**Data shown**
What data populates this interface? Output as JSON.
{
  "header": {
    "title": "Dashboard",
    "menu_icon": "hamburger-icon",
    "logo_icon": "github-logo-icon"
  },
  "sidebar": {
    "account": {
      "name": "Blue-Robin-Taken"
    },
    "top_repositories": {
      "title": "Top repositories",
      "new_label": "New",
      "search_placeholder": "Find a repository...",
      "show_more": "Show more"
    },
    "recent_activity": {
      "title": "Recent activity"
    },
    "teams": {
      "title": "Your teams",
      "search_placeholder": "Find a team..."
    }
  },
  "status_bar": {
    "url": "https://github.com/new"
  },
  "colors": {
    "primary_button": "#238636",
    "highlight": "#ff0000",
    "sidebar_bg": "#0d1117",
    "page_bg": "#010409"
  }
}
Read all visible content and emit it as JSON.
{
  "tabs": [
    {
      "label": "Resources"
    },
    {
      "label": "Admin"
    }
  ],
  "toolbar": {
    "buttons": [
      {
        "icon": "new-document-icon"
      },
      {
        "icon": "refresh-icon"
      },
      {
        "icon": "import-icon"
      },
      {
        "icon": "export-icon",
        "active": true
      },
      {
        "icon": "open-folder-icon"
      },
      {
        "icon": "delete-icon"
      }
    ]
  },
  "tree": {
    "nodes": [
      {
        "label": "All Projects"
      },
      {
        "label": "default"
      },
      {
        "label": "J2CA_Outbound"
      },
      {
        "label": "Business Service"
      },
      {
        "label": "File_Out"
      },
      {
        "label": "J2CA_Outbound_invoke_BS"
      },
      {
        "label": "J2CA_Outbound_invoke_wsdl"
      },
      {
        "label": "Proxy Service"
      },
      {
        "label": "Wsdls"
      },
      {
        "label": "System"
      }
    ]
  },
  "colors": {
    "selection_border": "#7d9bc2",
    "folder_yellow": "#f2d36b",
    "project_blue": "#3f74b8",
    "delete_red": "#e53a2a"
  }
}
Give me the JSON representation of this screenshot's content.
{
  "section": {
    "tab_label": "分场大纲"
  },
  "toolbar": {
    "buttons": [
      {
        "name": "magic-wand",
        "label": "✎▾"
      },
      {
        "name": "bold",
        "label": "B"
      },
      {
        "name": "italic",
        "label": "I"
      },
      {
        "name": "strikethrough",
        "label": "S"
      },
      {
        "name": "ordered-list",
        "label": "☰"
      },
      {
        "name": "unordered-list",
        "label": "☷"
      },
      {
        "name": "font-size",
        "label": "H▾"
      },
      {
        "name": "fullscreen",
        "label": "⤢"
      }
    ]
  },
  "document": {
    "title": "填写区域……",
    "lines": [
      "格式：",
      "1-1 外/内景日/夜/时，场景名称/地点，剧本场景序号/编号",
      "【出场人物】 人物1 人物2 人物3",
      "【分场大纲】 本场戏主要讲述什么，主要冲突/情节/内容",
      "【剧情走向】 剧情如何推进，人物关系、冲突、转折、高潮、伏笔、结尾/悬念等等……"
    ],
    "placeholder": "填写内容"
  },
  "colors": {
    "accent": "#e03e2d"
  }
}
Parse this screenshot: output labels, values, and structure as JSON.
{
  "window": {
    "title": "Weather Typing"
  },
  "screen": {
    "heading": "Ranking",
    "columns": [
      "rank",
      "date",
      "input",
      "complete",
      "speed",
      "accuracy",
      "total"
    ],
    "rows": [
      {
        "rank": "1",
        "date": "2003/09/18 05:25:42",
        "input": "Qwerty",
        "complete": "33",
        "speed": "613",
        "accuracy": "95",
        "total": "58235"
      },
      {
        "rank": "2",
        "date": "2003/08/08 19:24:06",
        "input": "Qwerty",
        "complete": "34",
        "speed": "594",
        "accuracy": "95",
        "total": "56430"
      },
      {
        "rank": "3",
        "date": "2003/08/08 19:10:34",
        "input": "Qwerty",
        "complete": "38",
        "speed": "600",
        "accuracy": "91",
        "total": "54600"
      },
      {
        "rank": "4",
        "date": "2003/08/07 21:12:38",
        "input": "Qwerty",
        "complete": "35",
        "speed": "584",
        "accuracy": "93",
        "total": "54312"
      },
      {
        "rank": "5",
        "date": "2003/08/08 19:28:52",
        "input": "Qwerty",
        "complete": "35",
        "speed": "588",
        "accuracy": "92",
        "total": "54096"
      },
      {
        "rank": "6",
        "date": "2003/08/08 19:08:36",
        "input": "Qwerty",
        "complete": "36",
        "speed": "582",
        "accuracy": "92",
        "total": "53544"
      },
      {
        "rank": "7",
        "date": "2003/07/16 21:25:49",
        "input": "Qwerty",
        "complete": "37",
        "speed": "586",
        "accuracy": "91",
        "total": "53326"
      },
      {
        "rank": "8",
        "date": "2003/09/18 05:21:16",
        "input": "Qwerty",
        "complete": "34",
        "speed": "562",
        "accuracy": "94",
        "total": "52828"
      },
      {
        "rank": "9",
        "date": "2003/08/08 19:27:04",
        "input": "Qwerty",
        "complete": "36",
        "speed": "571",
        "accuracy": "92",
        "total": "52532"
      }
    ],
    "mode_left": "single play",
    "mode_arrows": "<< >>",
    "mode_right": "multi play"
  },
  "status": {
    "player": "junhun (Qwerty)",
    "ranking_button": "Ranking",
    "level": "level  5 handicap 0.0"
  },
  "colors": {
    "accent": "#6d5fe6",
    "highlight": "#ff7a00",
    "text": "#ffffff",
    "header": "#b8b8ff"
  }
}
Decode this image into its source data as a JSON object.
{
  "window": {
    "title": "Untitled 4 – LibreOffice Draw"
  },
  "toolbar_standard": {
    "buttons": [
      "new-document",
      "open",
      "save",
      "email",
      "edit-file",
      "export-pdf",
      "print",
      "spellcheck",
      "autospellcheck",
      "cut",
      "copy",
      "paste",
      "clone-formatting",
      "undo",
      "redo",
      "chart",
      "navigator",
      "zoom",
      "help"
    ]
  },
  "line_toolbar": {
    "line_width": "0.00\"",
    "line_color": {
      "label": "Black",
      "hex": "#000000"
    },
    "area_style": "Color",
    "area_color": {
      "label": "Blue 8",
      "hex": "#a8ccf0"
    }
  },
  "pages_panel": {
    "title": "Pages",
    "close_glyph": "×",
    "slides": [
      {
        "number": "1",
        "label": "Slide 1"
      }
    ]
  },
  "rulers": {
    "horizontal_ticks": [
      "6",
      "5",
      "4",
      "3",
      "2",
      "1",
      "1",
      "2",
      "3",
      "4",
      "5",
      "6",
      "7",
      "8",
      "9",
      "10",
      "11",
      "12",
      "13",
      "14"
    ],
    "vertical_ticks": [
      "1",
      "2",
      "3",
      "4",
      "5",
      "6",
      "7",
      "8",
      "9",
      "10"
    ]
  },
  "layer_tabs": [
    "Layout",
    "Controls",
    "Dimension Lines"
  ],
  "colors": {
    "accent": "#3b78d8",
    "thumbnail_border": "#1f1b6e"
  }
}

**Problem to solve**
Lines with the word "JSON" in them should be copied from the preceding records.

**Final answer**
What data populates this interface? Output as JSON.
Read all visible content and emit it as JSON.
Give me the JSON representation of this screenshot's content.
Parse this screenshot: output labels, values, and structure as JSON.
Decode this image into its source data as a JSON object.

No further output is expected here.